The introduction of this act is an exciting step forward for American international policy towards orphans, as CHIFF is built on the idea that American law should reflect the fact that children need families, and that institutional care is never an adequate substitute for the care of a family.

Around the world, millions of children are growing up without parental care, often sent to live in institutions. CHIFF aims to realign U.S. foreign assistance to prioritize children growing up in families. It will does this by focusing on protecting children by preserving, reunifying or creating families through kinship, domestic and international adoption; and strengthening procedures to prevent abuse of children without families, all without increasing spending. The goal of CHIFF is to make government smarter, not bigger, by redirecting resources that are currently not being well used in relation to foreign assistance for vulnerable children.
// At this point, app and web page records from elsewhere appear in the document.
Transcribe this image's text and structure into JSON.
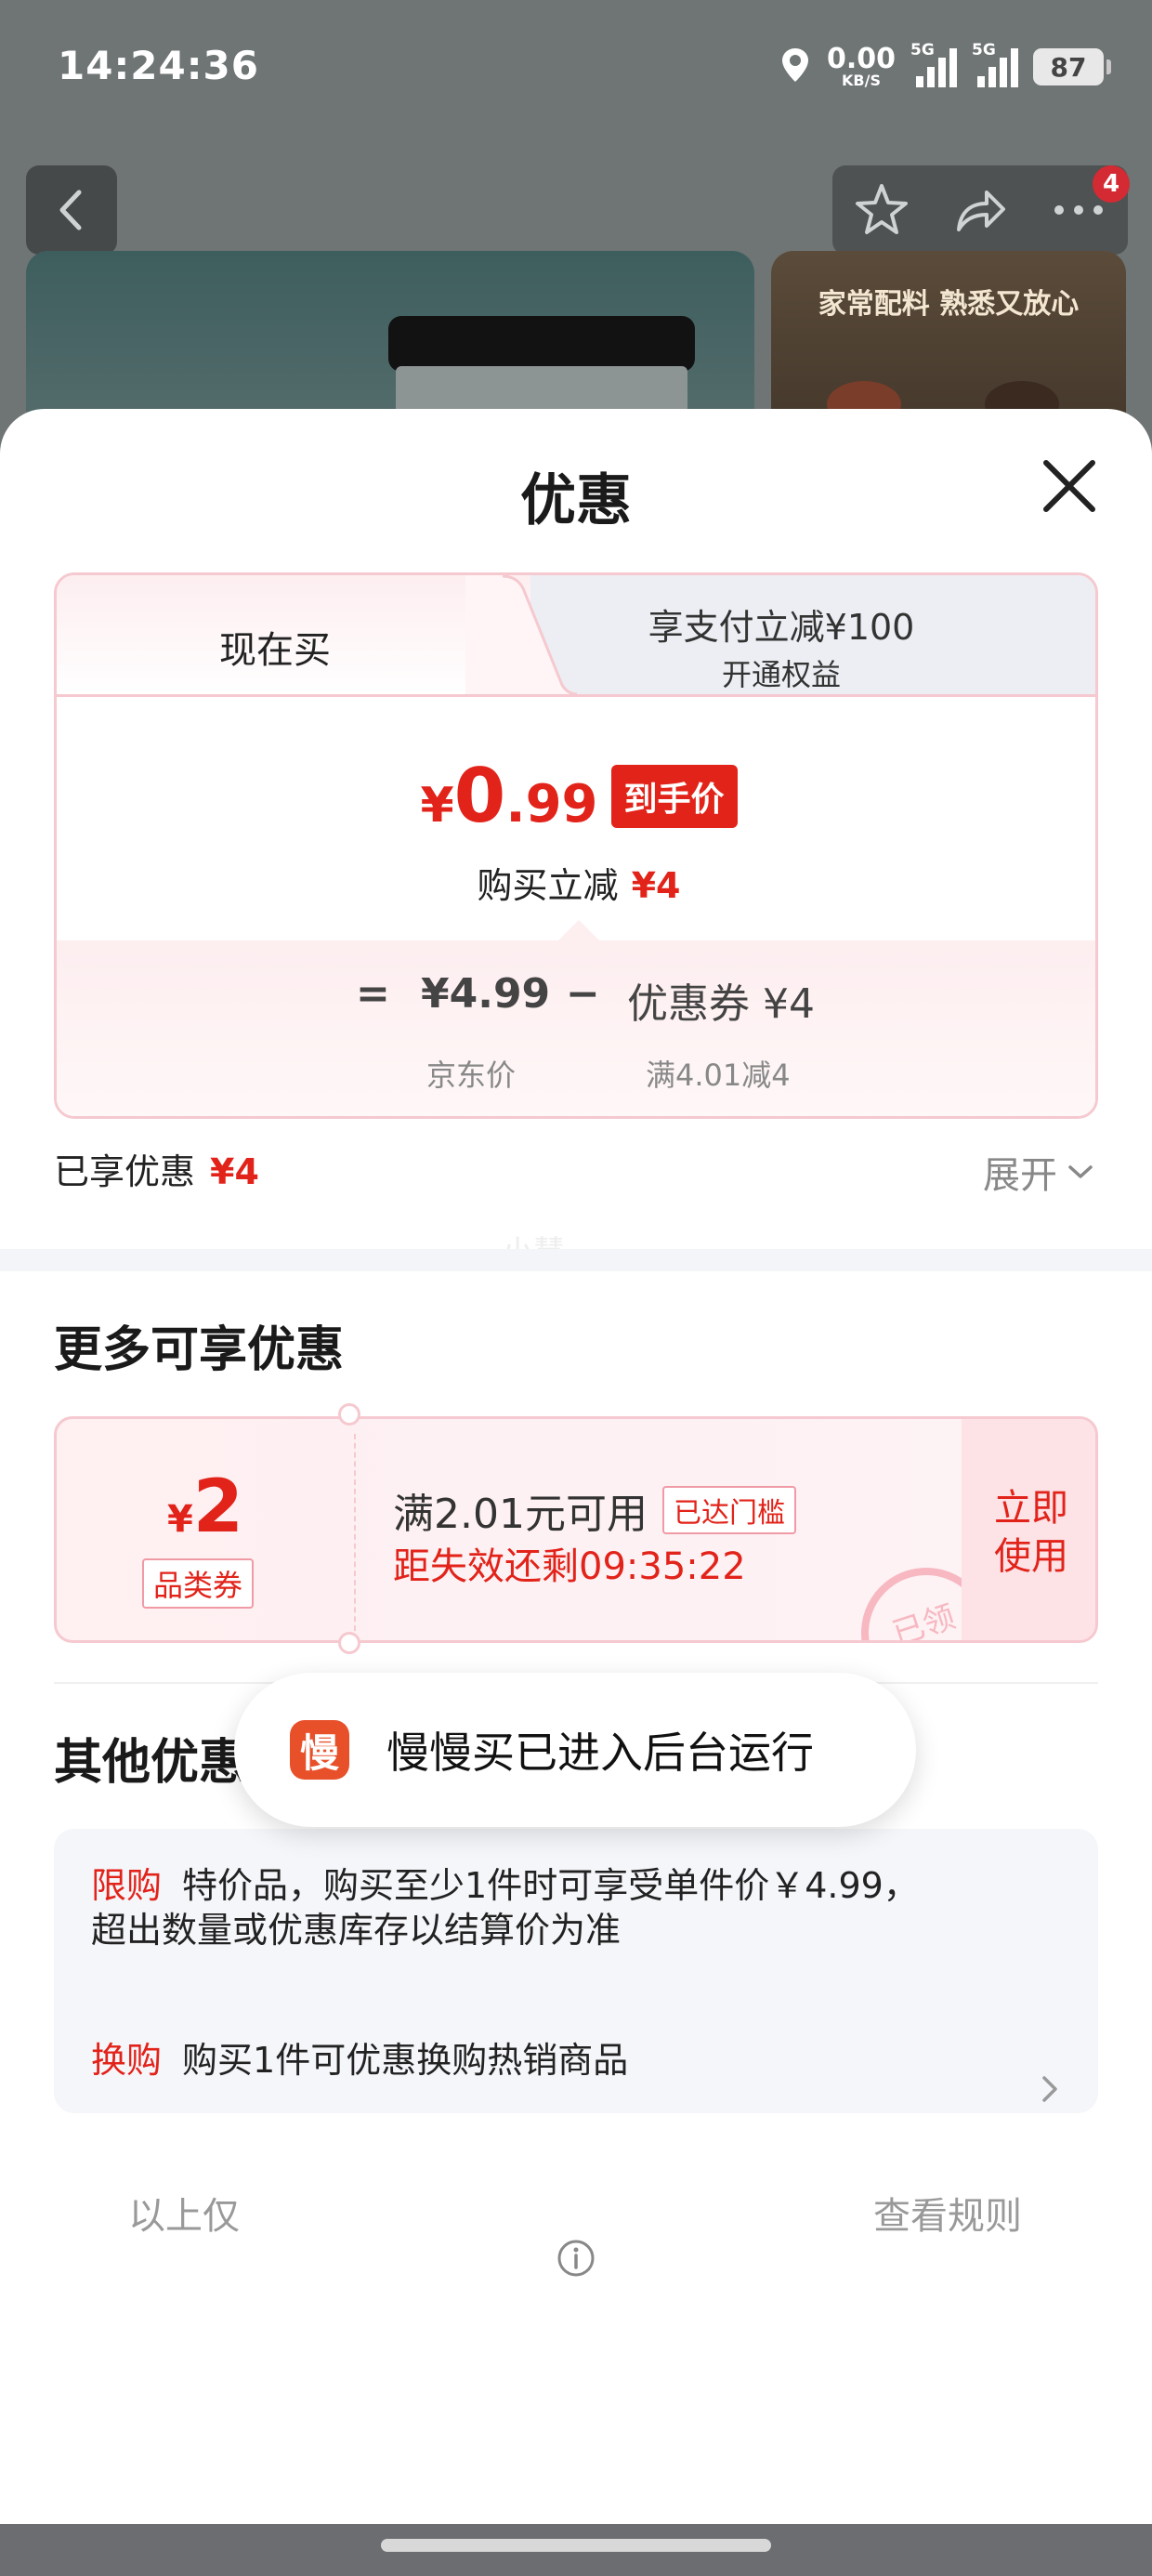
{
  "status_bar": {
    "time": "14:24:36",
    "net_speed_value": "0.00",
    "net_speed_unit": "KB/S",
    "sim1_label": "5G",
    "sim2_label": "5G",
    "battery": "87"
  },
  "product_page": {
    "cart_badge": "4",
    "thumb_title": "家常配料 熟悉又放心"
  },
  "sheet": {
    "title": "优惠",
    "tabs": {
      "now_buy": "现在买",
      "pay_title": "享支付立减¥100",
      "pay_sub": "开通权益"
    },
    "hand_price": {
      "currency": "¥",
      "integer": "0",
      "decimal": ".99",
      "tag": "到手价"
    },
    "reduce": {
      "label": "购买立减",
      "amount": "¥4"
    },
    "calc": {
      "equals": "=",
      "jd_price": "¥4.99",
      "minus": "−",
      "coupon": "优惠券 ¥4",
      "jd_price_label": "京东价",
      "coupon_cond": "满4.01减4"
    },
    "enjoyed": {
      "label": "已享优惠",
      "amount": "¥4"
    },
    "expand_label": "展开",
    "watermark": "小慧",
    "more_title": "更多可享优惠",
    "coupon": {
      "currency": "¥",
      "amount": "2",
      "type": "品类券",
      "condition": "满2.01元可用",
      "status_tag": "已达门槛",
      "countdown": "距失效还剩09:35:22",
      "use_line1": "立即",
      "use_line2": "使用",
      "stamp": "已领"
    },
    "other_title": "其他优惠",
    "other": [
      {
        "tag": "限购",
        "text_line1": "特价品，购买至少1件时可享受单件价￥4.99，",
        "text_line2": "超出数量或优惠库存以结算价为准"
      },
      {
        "tag": "换购",
        "text_line1": "购买1件可优惠换购热销商品"
      }
    ],
    "rules_left": "以上仅",
    "rules_right": "查看规则"
  },
  "toast": {
    "logo_char": "慢",
    "text": "慢慢买已进入后台运行"
  },
  "colors": {
    "accent_red": "#e2231a",
    "toast_logo": "#e8502a"
  },
  "icons": [
    "location-icon",
    "back-chevron-icon",
    "star-icon",
    "share-icon",
    "more-icon",
    "close-icon",
    "chevron-down-icon",
    "chevron-right-icon",
    "info-icon"
  ]
}
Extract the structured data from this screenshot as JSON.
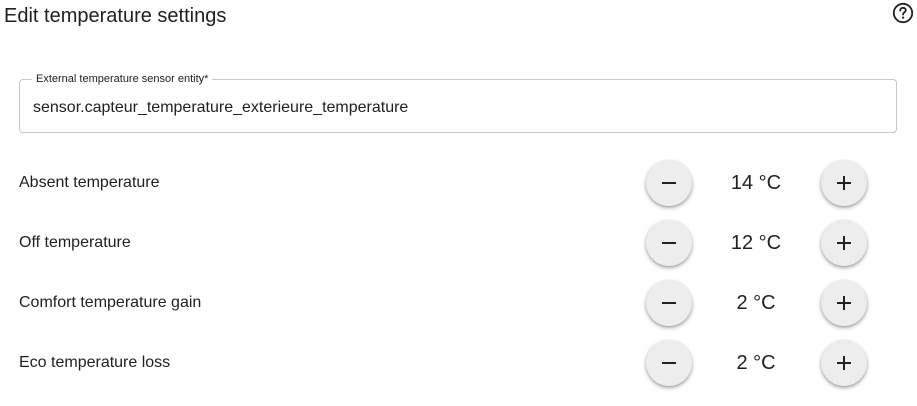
{
  "dialog": {
    "title": "Edit temperature settings",
    "help_icon": "help-circle-icon"
  },
  "sensor_field": {
    "label": "External temperature sensor entity*",
    "value": "sensor.capteur_temperature_exterieure_temperature"
  },
  "settings": [
    {
      "label": "Absent temperature",
      "value": "14 °C",
      "decrease_icon": "minus-icon",
      "increase_icon": "plus-icon"
    },
    {
      "label": "Off temperature",
      "value": "12 °C",
      "decrease_icon": "minus-icon",
      "increase_icon": "plus-icon"
    },
    {
      "label": "Comfort temperature gain",
      "value": "2 °C",
      "decrease_icon": "minus-icon",
      "increase_icon": "plus-icon"
    },
    {
      "label": "Eco temperature loss",
      "value": "2 °C",
      "decrease_icon": "minus-icon",
      "increase_icon": "plus-icon"
    }
  ]
}
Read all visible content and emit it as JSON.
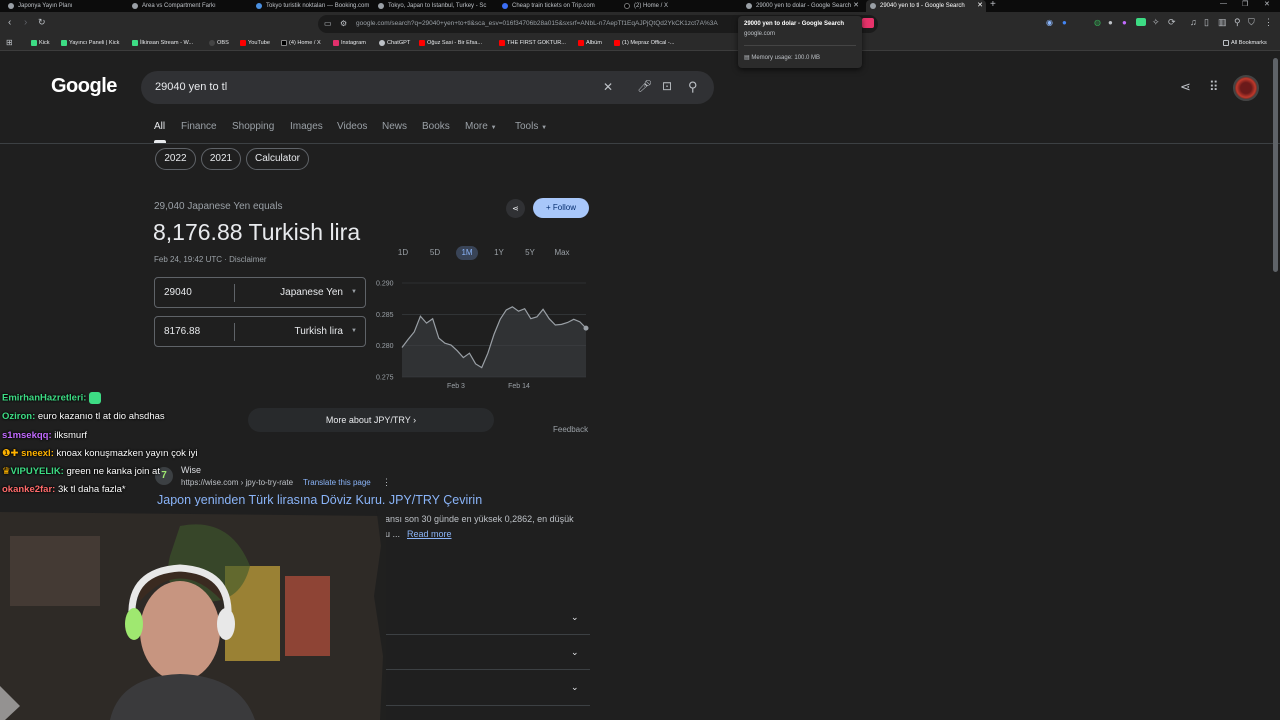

As part of its scope, to achieve these goals CHIFF would establish a bureau in the Department of State that will become the much-needed foreign policy and diplomatic hub on international child welfare. This new Bureau would be tasked with building international capacity to implement effective child welfare systems, with particular focus on family preservation and reunification, and kinship, domestic, and intercountry adoption. It also would streamline, simplify and consolidate responsibility for all processing of intercountry adoption cases by placing these functions under the direction of the United States Citizen and Immigration Services (USCIS). 

Visit http://childreninfamiliesfirst.org to learn more about the Children in Families First Act of 2013, and to learn how you can contact your member of Congress to encourage them to support CHIFF.